## WHAT THE TASK ASKS
Find the lines in the material below that include the word "color", count them, and give that count alone.

## SUPPLIED MATERIAL
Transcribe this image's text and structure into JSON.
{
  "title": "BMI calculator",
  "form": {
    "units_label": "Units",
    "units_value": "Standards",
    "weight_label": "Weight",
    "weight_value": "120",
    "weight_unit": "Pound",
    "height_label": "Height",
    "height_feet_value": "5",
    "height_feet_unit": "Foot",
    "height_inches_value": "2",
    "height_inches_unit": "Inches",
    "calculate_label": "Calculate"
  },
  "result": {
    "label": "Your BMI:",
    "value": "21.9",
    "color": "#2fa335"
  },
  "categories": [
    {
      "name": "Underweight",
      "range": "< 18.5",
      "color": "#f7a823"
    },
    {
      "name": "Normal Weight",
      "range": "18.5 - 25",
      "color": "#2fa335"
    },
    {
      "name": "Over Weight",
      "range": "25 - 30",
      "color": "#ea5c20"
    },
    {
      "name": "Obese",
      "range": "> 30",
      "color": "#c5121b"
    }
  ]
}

## RESULT BELOW
5